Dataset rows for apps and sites
=======
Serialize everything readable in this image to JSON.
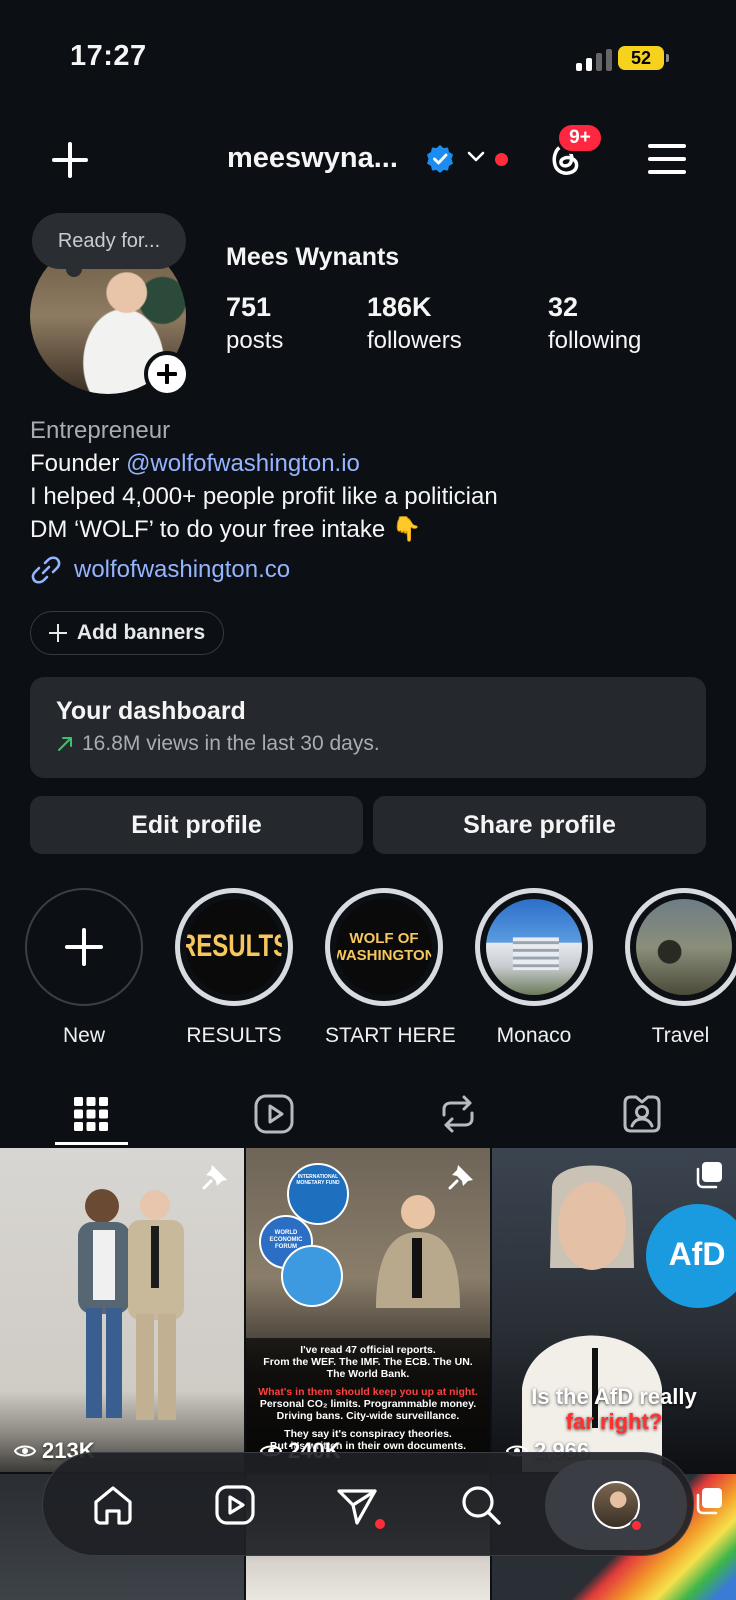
{
  "status_bar": {
    "time": "17:27",
    "battery": "52"
  },
  "header": {
    "username": "meeswyna...",
    "notification_count": "9+"
  },
  "profile": {
    "note": "Ready for...",
    "display_name": "Mees Wynants",
    "stats": [
      {
        "value": "751",
        "label": "posts"
      },
      {
        "value": "186K",
        "label": "followers"
      },
      {
        "value": "32",
        "label": "following"
      }
    ],
    "bio": {
      "category": "Entrepreneur",
      "founder_prefix": "Founder ",
      "mention": "@wolfofwashington.io",
      "line2": "I helped 4,000+ people profit like a politician",
      "line3": "DM ‘WOLF’ to do your free intake 👇"
    },
    "link": "wolfofwashington.co",
    "add_banners": "Add banners"
  },
  "dashboard": {
    "title": "Your dashboard",
    "subtitle": "16.8M views in the last 30 days."
  },
  "buttons": {
    "edit": "Edit profile",
    "share": "Share profile"
  },
  "highlights": [
    {
      "label": "New",
      "cover": ""
    },
    {
      "label": "RESULTS",
      "cover": "RESULTS"
    },
    {
      "label": "START HERE",
      "cover": "WOLF OF WASHINGTON"
    },
    {
      "label": "Monaco",
      "cover": ""
    },
    {
      "label": "Travel",
      "cover": ""
    }
  ],
  "tabs": [
    "grid-icon",
    "reels-icon",
    "reposts-icon",
    "tagged-icon"
  ],
  "grid": [
    {
      "views": "213K",
      "pinned": true
    },
    {
      "views": "240K",
      "pinned": true,
      "lines": [
        "I've read 47 official reports.",
        "From the WEF. The IMF. The ECB. The UN.",
        "The World Bank.",
        "What's in them should keep you up at night.",
        "Personal CO₂ limits. Programmable money.",
        "Driving bans. City-wide surveillance.",
        "They say it's conspiracy theories.",
        "But it's written in their own documents."
      ],
      "logos": [
        "INTERNATIONAL MONETARY FUND",
        "WORLD ECONOMIC FORUM"
      ]
    },
    {
      "views": "2,966",
      "caption_1": "Is the AfD really",
      "caption_2": "far right?",
      "badge": "AfD"
    }
  ],
  "colors": {
    "accent_link": "#95b4ff",
    "badge_red": "#ff2740",
    "verified_blue": "#1d8cf0",
    "trend_green": "#3ac46a"
  }
}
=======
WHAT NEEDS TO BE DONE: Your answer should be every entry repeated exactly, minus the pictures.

TASK RESULT:
Serialize everything readable in this image to JSON.
{
  "status_bar": {
    "time": "17:27",
    "battery": "52"
  },
  "header": {
    "username": "meeswyna...",
    "notification_count": "9+"
  },
  "profile": {
    "note": "Ready for...",
    "display_name": "Mees Wynants",
    "stats": [
      {
        "value": "751",
        "label": "posts"
      },
      {
        "value": "186K",
        "label": "followers"
      },
      {
        "value": "32",
        "label": "following"
      }
    ],
    "bio": {
      "category": "Entrepreneur",
      "founder_prefix": "Founder ",
      "mention": "@wolfofwashington.io",
      "line2": "I helped 4,000+ people profit like a politician",
      "line3": "DM ‘WOLF’ to do your free intake 👇"
    },
    "link": "wolfofwashington.co",
    "add_banners": "Add banners"
  },
  "dashboard": {
    "title": "Your dashboard",
    "subtitle": "16.8M views in the last 30 days."
  },
  "buttons": {
    "edit": "Edit profile",
    "share": "Share profile"
  },
  "highlights": [
    {
      "label": "New",
      "cover": ""
    },
    {
      "label": "RESULTS",
      "cover": "RESULTS"
    },
    {
      "label": "START HERE",
      "cover": "WOLF OF WASHINGTON"
    },
    {
      "label": "Monaco",
      "cover": ""
    },
    {
      "label": "Travel",
      "cover": ""
    }
  ],
  "tabs": [
    "grid-icon",
    "reels-icon",
    "reposts-icon",
    "tagged-icon"
  ],
  "grid": [
    {
      "views": "213K",
      "pinned": true
    },
    {
      "views": "240K",
      "pinned": true,
      "lines": [
        "I've read 47 official reports.",
        "From the WEF. The IMF. The ECB. The UN.",
        "The World Bank.",
        "What's in them should keep you up at night.",
        "Personal CO₂ limits. Programmable money.",
        "Driving bans. City-wide surveillance.",
        "They say it's conspiracy theories.",
        "But it's written in their own documents."
      ],
      "logos": [
        "INTERNATIONAL MONETARY FUND",
        "WORLD ECONOMIC FORUM"
      ]
    },
    {
      "views": "2,966",
      "caption_1": "Is the AfD really",
      "caption_2": "far right?",
      "badge": "AfD"
    }
  ],
  "colors": {
    "accent_link": "#95b4ff",
    "badge_red": "#ff2740",
    "verified_blue": "#1d8cf0",
    "trend_green": "#3ac46a"
  }
}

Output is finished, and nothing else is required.